What we cover: Reinvention.
I have been calling myself a writer since I was 5 years old. I’ve had a fun and memorable career as an ad copywriter in agencies in Vancouver, as an editor, as a features writer for various magazines. I’ve written my one-woman show and am currently working on the sequel. I wrote my own comedy material in the days I did standup. But for me, the dream is to one day get that screenplay written – that’s the dream. I’ll be honest, though, for some reason, it’s scary to me. It’s a new format, and a new thing, and despite the fact that I’ve read countless books on screenwriting, and have taken half a dozen screenwriting courses, I continue to fall into the category – in this one area of my life – where I talk the talk, but I don’t yet walk the walk. That is my thing – my block. What’s yours? What’s that one thing you want to rock on, but instead you continue to stand in your own way? Because that’s what it is – it’s just ourselves -- getting in the way.
Terri Tatchell, of course is the Oscar-nominated writer of the 2009 blockbuster film District 9, which was directed by Neil Blomkamp, who also happens to be her main dude in life – her husband, in fact. So this is a woman knows a thing or two about filmmaking. I re-watched District 9 to prepare for our chat, and if you haven’t watched it lately – do so. I’m not sure how it’s possible, but its themes are somehow more relevant today. I actually felt sick to my stomach watching – themes of oppression, poverty, segregation. It’s all just a little too close to travel bans and walls and terror.
However, this isn’t just a talk about writing, and it’s not just a talk about filmmaking, it’s a talk about reinventing -- because she wasn’t always a screenwriter. She wasn’t one of those 18 year olds, fresh out of high school who makes a bee-line to LA. She was on another track altogether. She was a corporate gal, when she made what was arguably a 180, even going to so far as to both metaphorically and literally purge her closet of 33 of her office suits… knowing that in her new life as a writer, she would no longer be needing them. She made a fresh start. She hit the reset button, which is actually something we can all do. It just takes guts. And commitment. It takes what she calls: Hand-cuffing herself to the process.

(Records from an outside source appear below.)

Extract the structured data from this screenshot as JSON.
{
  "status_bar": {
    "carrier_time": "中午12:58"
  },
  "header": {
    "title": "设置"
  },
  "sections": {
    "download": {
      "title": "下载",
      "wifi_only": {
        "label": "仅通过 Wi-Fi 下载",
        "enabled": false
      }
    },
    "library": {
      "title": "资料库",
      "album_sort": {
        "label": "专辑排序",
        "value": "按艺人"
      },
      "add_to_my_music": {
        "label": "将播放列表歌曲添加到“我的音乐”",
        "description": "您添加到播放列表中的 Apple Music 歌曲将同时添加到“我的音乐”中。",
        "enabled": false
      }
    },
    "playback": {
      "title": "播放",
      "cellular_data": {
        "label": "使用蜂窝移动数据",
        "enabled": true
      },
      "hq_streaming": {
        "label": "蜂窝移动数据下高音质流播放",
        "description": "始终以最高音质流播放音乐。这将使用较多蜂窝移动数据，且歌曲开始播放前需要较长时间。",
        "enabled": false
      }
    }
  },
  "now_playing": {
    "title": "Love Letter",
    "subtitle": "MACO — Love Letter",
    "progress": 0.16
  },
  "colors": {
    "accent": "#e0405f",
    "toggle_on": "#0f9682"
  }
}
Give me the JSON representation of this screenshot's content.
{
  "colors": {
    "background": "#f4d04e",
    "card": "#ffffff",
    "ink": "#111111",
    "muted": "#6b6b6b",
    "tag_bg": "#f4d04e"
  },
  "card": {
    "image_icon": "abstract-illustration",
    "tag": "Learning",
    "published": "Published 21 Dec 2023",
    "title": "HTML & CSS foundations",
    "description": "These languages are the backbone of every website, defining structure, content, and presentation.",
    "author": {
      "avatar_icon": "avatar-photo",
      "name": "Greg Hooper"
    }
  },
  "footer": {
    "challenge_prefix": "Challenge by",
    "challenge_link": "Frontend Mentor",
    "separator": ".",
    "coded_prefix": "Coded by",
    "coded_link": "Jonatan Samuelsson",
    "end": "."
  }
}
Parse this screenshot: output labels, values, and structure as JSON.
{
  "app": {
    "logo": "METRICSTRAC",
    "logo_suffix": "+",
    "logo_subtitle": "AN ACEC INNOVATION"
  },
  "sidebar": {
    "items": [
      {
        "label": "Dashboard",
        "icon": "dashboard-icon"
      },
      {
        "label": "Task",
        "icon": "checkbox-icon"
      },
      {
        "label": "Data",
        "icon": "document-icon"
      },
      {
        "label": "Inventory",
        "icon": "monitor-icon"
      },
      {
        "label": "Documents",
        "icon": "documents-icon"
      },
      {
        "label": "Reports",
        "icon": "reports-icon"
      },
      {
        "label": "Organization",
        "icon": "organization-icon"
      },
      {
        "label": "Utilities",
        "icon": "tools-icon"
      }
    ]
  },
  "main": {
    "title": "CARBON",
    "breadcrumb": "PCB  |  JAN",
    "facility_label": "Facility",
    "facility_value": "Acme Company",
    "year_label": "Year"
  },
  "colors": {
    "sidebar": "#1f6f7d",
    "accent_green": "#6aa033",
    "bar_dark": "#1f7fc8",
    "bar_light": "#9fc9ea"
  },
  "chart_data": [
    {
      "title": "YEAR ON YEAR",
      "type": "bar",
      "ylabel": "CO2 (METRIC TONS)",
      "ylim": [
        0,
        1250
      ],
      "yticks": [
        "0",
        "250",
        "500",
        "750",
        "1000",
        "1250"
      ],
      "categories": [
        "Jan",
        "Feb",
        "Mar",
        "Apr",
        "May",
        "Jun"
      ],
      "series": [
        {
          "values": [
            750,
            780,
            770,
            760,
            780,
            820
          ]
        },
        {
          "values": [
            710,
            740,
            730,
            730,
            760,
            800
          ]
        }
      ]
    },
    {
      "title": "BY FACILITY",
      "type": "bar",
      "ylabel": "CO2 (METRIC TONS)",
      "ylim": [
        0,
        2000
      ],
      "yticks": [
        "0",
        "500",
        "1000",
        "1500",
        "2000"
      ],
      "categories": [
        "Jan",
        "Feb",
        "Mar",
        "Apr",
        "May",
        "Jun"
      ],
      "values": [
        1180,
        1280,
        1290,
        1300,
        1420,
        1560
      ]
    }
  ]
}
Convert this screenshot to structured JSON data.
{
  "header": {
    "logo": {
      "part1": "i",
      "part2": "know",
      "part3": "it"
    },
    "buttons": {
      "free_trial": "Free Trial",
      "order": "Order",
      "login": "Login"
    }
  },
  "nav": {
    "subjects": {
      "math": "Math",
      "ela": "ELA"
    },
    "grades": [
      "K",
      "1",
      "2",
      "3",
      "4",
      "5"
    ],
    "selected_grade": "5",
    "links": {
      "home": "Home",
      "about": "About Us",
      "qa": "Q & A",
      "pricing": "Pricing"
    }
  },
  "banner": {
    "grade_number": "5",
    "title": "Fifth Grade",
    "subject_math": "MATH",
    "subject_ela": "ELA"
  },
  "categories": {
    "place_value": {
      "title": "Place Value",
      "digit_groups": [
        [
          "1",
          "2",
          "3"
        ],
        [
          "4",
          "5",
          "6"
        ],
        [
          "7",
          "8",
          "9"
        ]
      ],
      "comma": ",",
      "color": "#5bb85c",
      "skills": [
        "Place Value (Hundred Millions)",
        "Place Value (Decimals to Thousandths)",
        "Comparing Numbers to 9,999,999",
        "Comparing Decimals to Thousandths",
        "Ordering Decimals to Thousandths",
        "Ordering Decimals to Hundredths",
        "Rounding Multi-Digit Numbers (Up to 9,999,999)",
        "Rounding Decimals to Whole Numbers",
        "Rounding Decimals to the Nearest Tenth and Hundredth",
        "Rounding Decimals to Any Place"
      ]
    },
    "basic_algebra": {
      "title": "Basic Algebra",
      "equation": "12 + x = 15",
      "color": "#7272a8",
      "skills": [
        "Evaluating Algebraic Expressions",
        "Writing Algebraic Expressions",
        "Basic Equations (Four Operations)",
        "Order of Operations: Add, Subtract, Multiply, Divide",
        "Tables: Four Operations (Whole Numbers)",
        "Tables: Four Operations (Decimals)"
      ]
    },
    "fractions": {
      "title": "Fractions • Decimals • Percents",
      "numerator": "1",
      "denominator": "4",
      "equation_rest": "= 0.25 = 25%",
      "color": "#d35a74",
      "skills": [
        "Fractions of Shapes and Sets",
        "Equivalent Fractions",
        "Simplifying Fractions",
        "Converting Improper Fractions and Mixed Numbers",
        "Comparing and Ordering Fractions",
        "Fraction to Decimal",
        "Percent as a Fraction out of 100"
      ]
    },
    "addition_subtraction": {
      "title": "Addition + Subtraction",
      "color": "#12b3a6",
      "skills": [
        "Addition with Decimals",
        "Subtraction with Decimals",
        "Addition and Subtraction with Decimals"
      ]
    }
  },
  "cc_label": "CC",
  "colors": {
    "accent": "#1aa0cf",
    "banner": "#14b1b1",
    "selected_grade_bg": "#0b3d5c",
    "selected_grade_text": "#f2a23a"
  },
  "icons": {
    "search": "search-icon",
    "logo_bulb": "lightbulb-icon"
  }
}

The reason I started this series, is so that my two daughters, Majella and Burgess will have an inventory of inspiring conversations with paradigm-busters to draw upon for those times in their lives when they feel stuck. Each conversations give me the gift of at least one perspective shift – a new way of looking at the situation. And I want to thank Terri for reminding me that committing to a do-ever, throwing our proverbial hats in a whole new ring, is entirely our own choice. That we can get rid of our own version of our 33 suits – when we take the steps to make the decision to get to the heart of the answer to the question: “What do you want to be when you grow up?”